It’s getting late. Your flight is indefinitely delayed or outright canceled. A quick scan of your phone or the airport monitors shows another airline still has a flight out tonight. Confidently, you approach the airline agent … Sound familiar?
Let’s take a step back and examine the responsibility of airlines when it comes to delays and cancellations. What legal requirements currently exist in getting passengers to their destination on the day of their airline ticket?
Point A to Point A. Or Possibly B.
Turns out, airlines are on the hook for very little. Spoiler alert: mumbo-jumbo ahead.
When you purchase an airline ticket, you enter into a contract of carriage with the individual carrier. A contract of carriage is loosely defined as what the airline is responsible for when you travel. Individual mileage may vary, as each carrier has its own unique contract.
We took a look at one major carrier’s contract of carriage
, in this case United’s, and scrolled all the way down to their responsibilities governing delays and cancellations in Rule 24, Section E, Subsection 2.a.ii and iii (see where this is going?).
To paraphrase, in the event of delays or cancellations caused by the airline (as opposed to force majeure events, or events beyond their control including the weather), the airline will rebook passengers on another United flight, or (maybe) book you on another carrier.
Force majeure events come with a separate instruction manual, perhaps best reserved for a future newsletter.
Of course, you could always request a refund and not fly. Feel free to let us know how your cross-country walk home went.
Point A to Point B and the DOT
So, you’re telling me that the carriers aren’t federally regulated in this area? Yes, that’s exactly what we’re telling you – unless you happen to be traveling in Europe where carriers are more regulated. Should your U.S. flight be significantly delayed or canceled, there aren’t any rules governing what the airlines must do.
According to this
page on the DOT website (juicy details in bold), if your flight experiences a significant delay, “You might be better off trying to arrange another flight, as long as you don’t have to pay a cancellation penalty or higher fare for changing your reservations. If you find a flight on another airline, ask the first airline if it will endorse your ticket to the new carrier; this could save you a fare collection.Remember, however, that there is no rule requiring them to do this.”
In the event of a cancellation, the DOT goes on to say: “Most airlines will rebook you on their first flight to your destination on which space is available, at no additional charge.”
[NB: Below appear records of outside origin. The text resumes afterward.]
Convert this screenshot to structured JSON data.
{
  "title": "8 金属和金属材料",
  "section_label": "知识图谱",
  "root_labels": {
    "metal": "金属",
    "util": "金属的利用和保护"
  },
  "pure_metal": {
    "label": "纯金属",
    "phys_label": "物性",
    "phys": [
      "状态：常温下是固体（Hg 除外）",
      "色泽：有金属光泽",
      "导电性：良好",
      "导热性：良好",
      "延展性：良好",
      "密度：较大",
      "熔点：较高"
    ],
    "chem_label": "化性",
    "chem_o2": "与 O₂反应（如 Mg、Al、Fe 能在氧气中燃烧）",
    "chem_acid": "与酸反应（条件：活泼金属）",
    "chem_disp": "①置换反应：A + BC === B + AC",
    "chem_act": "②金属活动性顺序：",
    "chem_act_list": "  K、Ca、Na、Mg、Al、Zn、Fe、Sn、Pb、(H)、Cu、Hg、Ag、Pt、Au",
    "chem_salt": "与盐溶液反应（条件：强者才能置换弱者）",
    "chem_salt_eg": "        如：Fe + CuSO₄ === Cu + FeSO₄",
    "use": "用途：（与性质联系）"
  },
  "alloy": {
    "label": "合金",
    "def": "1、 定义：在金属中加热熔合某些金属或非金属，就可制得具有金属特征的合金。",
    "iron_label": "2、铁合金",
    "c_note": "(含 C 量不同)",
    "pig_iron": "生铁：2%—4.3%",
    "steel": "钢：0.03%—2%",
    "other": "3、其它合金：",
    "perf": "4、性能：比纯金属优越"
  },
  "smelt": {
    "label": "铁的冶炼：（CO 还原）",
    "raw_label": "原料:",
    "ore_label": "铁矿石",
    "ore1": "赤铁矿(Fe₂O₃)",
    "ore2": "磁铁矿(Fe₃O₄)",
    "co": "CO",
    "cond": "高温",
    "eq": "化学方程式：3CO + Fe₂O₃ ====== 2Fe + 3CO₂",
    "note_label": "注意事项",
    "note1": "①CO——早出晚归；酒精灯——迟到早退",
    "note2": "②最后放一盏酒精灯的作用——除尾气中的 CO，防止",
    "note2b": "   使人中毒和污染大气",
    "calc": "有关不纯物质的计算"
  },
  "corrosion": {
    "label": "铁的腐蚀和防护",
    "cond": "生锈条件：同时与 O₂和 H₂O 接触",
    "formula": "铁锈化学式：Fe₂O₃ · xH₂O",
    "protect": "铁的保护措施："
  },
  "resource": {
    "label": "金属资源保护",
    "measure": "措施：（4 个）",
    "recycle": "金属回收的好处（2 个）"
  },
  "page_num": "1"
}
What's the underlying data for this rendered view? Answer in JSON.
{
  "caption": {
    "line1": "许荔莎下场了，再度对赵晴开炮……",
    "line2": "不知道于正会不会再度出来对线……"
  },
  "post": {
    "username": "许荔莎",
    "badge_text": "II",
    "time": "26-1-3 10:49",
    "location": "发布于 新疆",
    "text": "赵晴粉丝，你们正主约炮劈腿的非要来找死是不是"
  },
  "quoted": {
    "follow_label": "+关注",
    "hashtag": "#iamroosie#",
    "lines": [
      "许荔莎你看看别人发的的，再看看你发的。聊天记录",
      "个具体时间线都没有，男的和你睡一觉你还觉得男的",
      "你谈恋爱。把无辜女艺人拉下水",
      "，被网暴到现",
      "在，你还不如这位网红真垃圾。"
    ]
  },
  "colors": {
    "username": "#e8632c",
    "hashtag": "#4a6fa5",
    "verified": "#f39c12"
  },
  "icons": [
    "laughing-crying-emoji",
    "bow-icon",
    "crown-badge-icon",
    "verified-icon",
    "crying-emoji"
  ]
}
What if the next flight on the airline is hours or days away? Well then, the DOT instructs passengers to “find out if another carrier has space and ask the first airline if they will endorse your ticket to the other carrier.”
The Navorski Syndrome
Rather than create a whole new class of travelers stranded at airports like Tom Hanks’ character Viktor Navorski in the movie The Terminal, airlines do actually attempt to get you to your destination – eventually. It’s bad business otherwise and, of course, terrible press coverage.
Problem is, it’s thoroughly at the discretion of individual airlines to dictate how much pain to inflict on flyers. Decisions on passenger re-accommodation by carriers have long since been based on agents’ discretion and, with luck, their common sense.
So we were dismayed to learn that American Airlines recently decided to eliminate good old-fashioned common sense. Expect to be presented with (surprise!) fewer choices next time you travel.
American will no longer rebook passengers on other carriers – except for elite travelers.
In other words, those in first or business class or the highest tiers of its frequent flyer program may be offered a seat on another airline. Even for some of those flyers, there are stipulations limiting American’s “generosity.”
Should you be so unfortunate as to be labeled “non-elite,” good luck with traveling on another carrier, even if doing so would avoid an overnight stay.
Yes, American went on to clarify there will be prudent exceptions in some cases, for instance for unaccompanied minors, passengers attending funerals or weddings, or those traveling on cruise ships or stranded overnight without a hotel.
American’s latest policy sends a poor message to customers. It’s one thing to board first, enjoy free drinks or have a more comfortable seat. It’s another to force travelers to wait countless hours or even overnight to get to their destination when another option exists.
Its latest policy shows American is indifferent about passenger inconvenience, no matter what pain is caused.
Hopefully, the rest of the market doesn’t follow suit anytime soon.